Now, political pressures on Biden to deliver agreements with Beijing to prove the success of his rewarmed engagement strategy will build as a U.S.–China summit approaches. Where Beijing failed to agree to join the START agreement on limiting nuclear weapons, which was renewed in February by Russia and the United States, it’s now hoped by Politico that “China’s recent successful test of a hypersonic missile and its dramatic expansion of its nuclear warhead arsenal will likely put the creation of a bilateral nuclear weapons dialogue on the agenda.”
Fat chance of that agenda yielding any agreement when Beijing proves daily that it can do what it wants on nuclear weapons without consequence.
Beijing is changing facts on the ground in its favor, and we are at an increasing disadvantage in negotiations, by our own doing. We agreed to restrictions with Russia, but without insisting that China be included. Now, China has us over a barrel because we are limited, and it isn’t.
We are still hoping to “ease trade frictions” and further climate engagement, even as Beijing failed to deliver on its prior trade commitments and skipped COP26 negotiations in Glasgow over the past week. This is the pattern that American liberals can’t seem to recognize or counter: Beijing keeps moving the goalposts in its favor, and America keeps begging it to stop without ever imposing real costs. Why should the CCP comply when we never take concerted action to force it to follow international norms?
Politico approvingly quoted Andrew Mertha, China studies program director at Johns Hopkins University, who said of the hoped-for Biden-Xi summit, “Even if there is no deep, substantive conversation, let alone outcome, simply setting or resetting the tone of the relationship is a key goal.”
Mertha and the rest of academia should know that summits without outcomes, when the CCP keeps gaining on us, are worse than nothing because they normalize what Beijing is doing: genocide, territorial expansion, and threats of war against ourselves and our allies.
Soft-on-China analysts don’t understand that the best way to stop a bully is to stop being nice. The nicer you are, the brighter the green light is to keep on bullying. Don’t expect any major progress on China from the Biden administration anytime soon.

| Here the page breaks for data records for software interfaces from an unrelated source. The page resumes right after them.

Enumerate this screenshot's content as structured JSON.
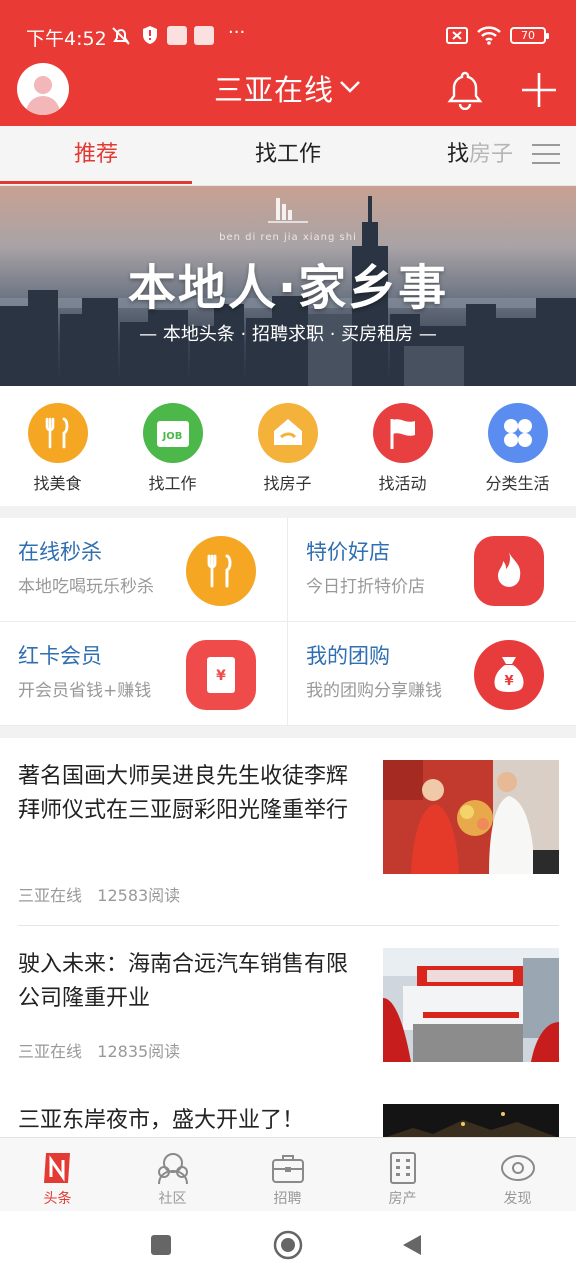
{
  "status_bar": {
    "time": "下午4:52",
    "more": "···",
    "battery": "70"
  },
  "header": {
    "city": "三亚在线"
  },
  "tabs": [
    {
      "label": "推荐"
    },
    {
      "label": "找工作"
    },
    {
      "label_a": "找",
      "label_b": "房子"
    }
  ],
  "banner": {
    "pinyin": "ben di ren jia xiang shi",
    "title": "本地人·家乡事",
    "subtitle": "— 本地头条 · 招聘求职 · 买房租房 —"
  },
  "categories": [
    {
      "label": "找美食",
      "icon": "fork-knife-icon",
      "color": "#f5a623"
    },
    {
      "label": "找工作",
      "icon": "job-board-icon",
      "color": "#4cb84a",
      "badge": "JOB"
    },
    {
      "label": "找房子",
      "icon": "house-icon",
      "color": "#f4b23b"
    },
    {
      "label": "找活动",
      "icon": "flag-icon",
      "color": "#e84040"
    },
    {
      "label": "分类生活",
      "icon": "grid-clover-icon",
      "color": "#5b8df0"
    }
  ],
  "promos": [
    {
      "title": "在线秒杀",
      "subtitle": "本地吃喝玩乐秒杀",
      "icon": "fork-knife-icon",
      "color": "#f5a623"
    },
    {
      "title": "特价好店",
      "subtitle": "今日打折特价店",
      "icon": "flame-icon",
      "color": "#e84040"
    },
    {
      "title": "红卡会员",
      "subtitle": "开会员省钱+赚钱",
      "icon": "red-envelope-icon",
      "color": "#ef4b4b",
      "symbol": "¥"
    },
    {
      "title": "我的团购",
      "subtitle": "我的团购分享赚钱",
      "icon": "money-bag-icon",
      "color": "#e83b3b",
      "symbol": "¥"
    }
  ],
  "news": [
    {
      "title": "著名国画大师吴进良先生收徒李辉拜师仪式在三亚厨彩阳光隆重举行",
      "source": "三亚在线",
      "reads": "12583阅读"
    },
    {
      "title": "驶入未来：海南合远汽车销售有限公司隆重开业",
      "source": "三亚在线",
      "reads": "12835阅读"
    },
    {
      "title": "三亚东岸夜市，盛大开业了！",
      "source": "",
      "reads": ""
    }
  ],
  "bottom_nav": [
    {
      "label": "头条",
      "icon": "headline-n-icon",
      "active": true
    },
    {
      "label": "社区",
      "icon": "community-icon",
      "active": false
    },
    {
      "label": "招聘",
      "icon": "briefcase-icon",
      "active": false
    },
    {
      "label": "房产",
      "icon": "building-icon",
      "active": false
    },
    {
      "label": "发现",
      "icon": "eye-icon",
      "active": false
    }
  ],
  "colors": {
    "brand_red": "#ea3a36",
    "tab_active": "#e23a33",
    "promo_title": "#2f6fb2"
  }
}
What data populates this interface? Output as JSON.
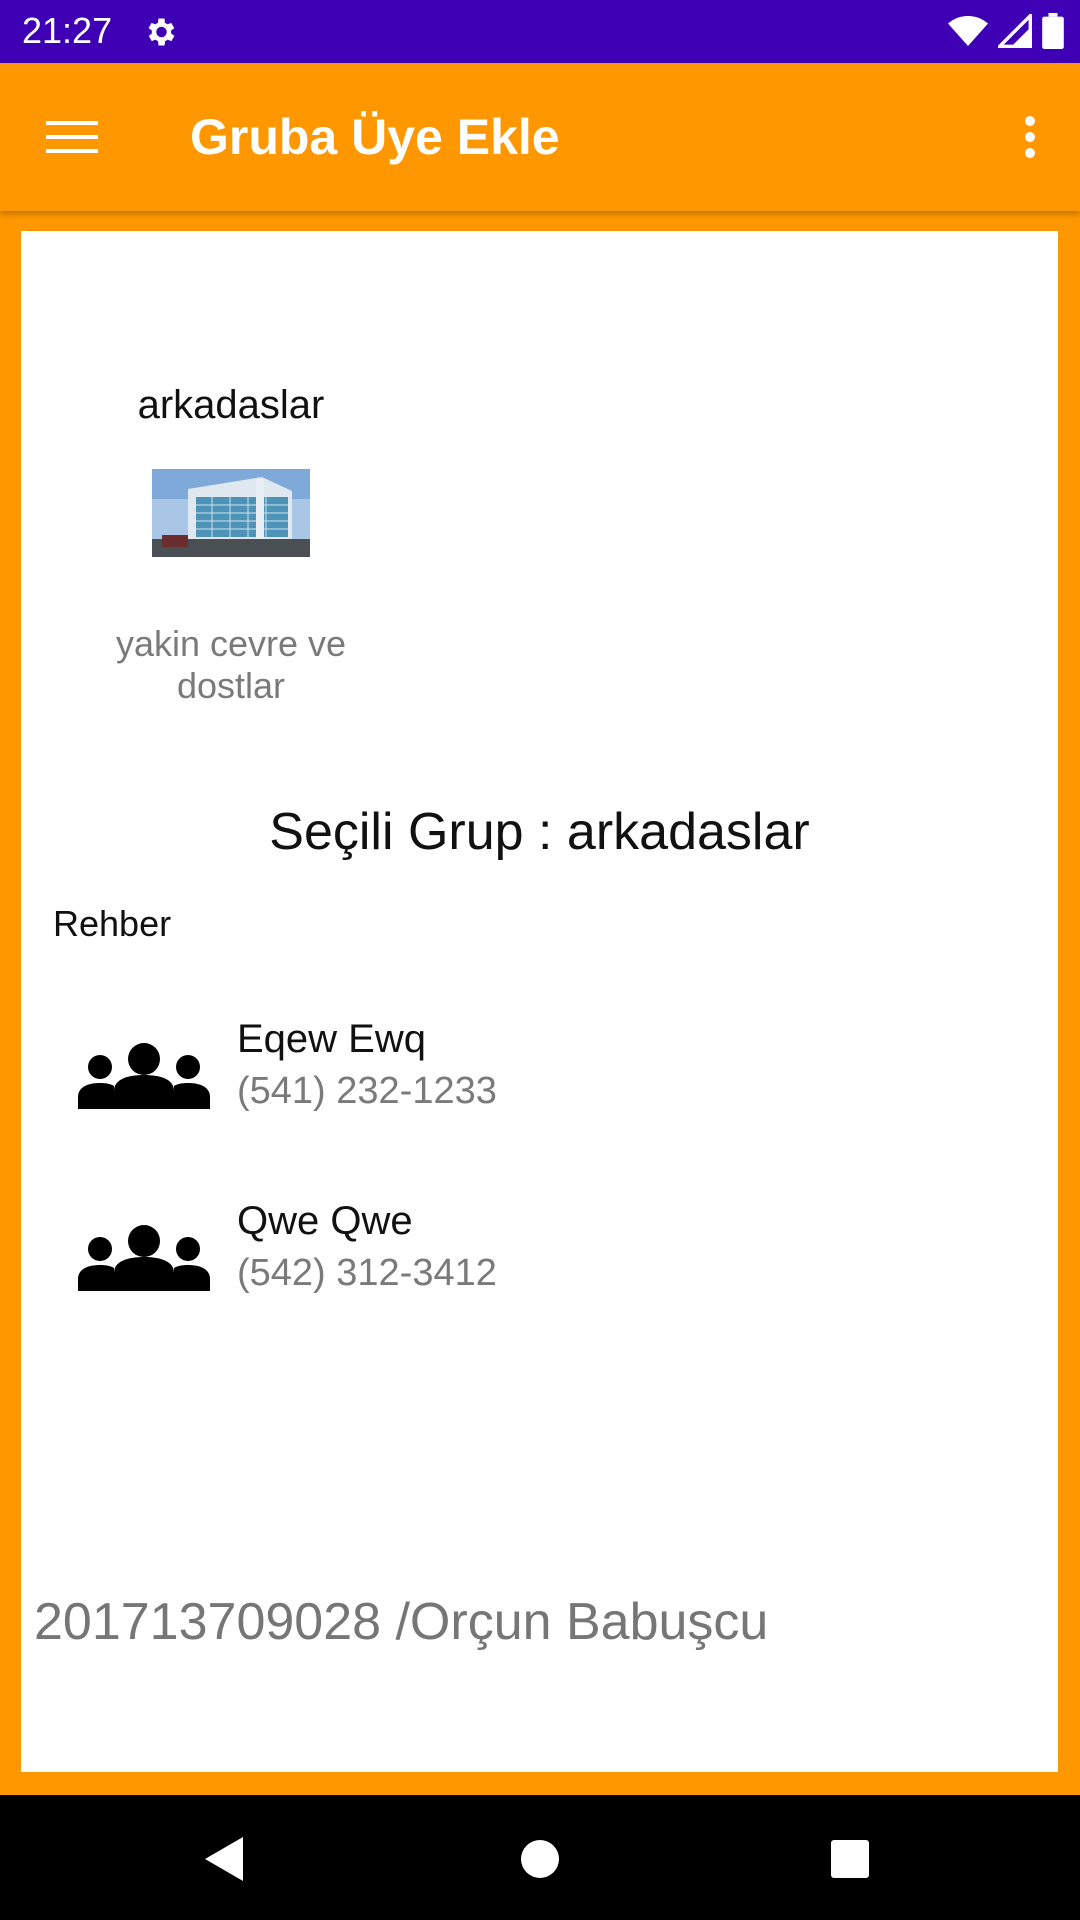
{
  "status_bar": {
    "time": "21:27"
  },
  "app_bar": {
    "title": "Gruba Üye Ekle"
  },
  "group": {
    "name": "arkadaslar",
    "description": "yakin cevre ve dostlar"
  },
  "selected_group_text": "Seçili Grup : arkadaslar",
  "contacts_section_label": "Rehber",
  "contacts": [
    {
      "name": "Eqew Ewq",
      "phone": "(541) 232-1233",
      "icon": "group-icon"
    },
    {
      "name": "Qwe Qwe",
      "phone": "(542) 312-3412",
      "icon": "group-icon"
    }
  ],
  "footer_credit": "201713709028 /Orçun Babuşcu",
  "colors": {
    "status_bar": "#3f00b5",
    "app_bar": "#ff9800",
    "card": "#ffffff",
    "muted_text": "#7a7a7a"
  },
  "icons": [
    "settings-gear-icon",
    "wifi-icon",
    "cell-signal-icon",
    "battery-icon",
    "hamburger-menu-icon",
    "overflow-menu-icon",
    "back-icon",
    "home-icon",
    "recents-icon"
  ]
}
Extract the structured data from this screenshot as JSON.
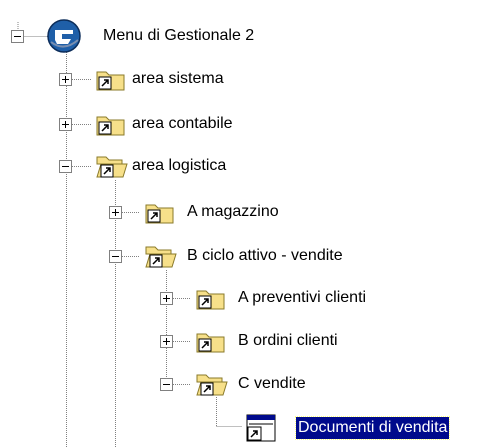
{
  "tree": {
    "root": {
      "label": "Menu di Gestionale 2",
      "expanded": true,
      "icon": "gestionale-logo-icon"
    },
    "nodes": [
      {
        "label": "area sistema",
        "expanded": false,
        "icon": "folder-shortcut-icon"
      },
      {
        "label": "area contabile",
        "expanded": false,
        "icon": "folder-shortcut-icon"
      },
      {
        "label": "area logistica",
        "expanded": true,
        "icon": "folder-open-shortcut-icon"
      },
      {
        "label": "A magazzino",
        "expanded": false,
        "icon": "folder-shortcut-icon"
      },
      {
        "label": "B ciclo attivo - vendite",
        "expanded": true,
        "icon": "folder-open-shortcut-icon"
      },
      {
        "label": "A preventivi clienti",
        "expanded": false,
        "icon": "folder-shortcut-icon"
      },
      {
        "label": "B ordini clienti",
        "expanded": false,
        "icon": "folder-shortcut-icon"
      },
      {
        "label": "C vendite",
        "expanded": true,
        "icon": "folder-open-shortcut-icon"
      },
      {
        "label": "Documenti di vendita",
        "selected": true,
        "icon": "window-shortcut-icon"
      }
    ]
  },
  "colors": {
    "selection_bg": "#000a8c",
    "selection_text": "#ffffff",
    "folder": "#f7e08a",
    "folder_dark": "#8a7a2a",
    "logo_blue": "#1f5fa8"
  }
}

What Biden is doing on China is next to nothing, far too late, and geared toward one goal: reelection based on meaningless but crowd-pleasing “congenial engagement.”
Views expressed in this article are the opinions of the author and do not necessarily reflect the views of The Epoch Times.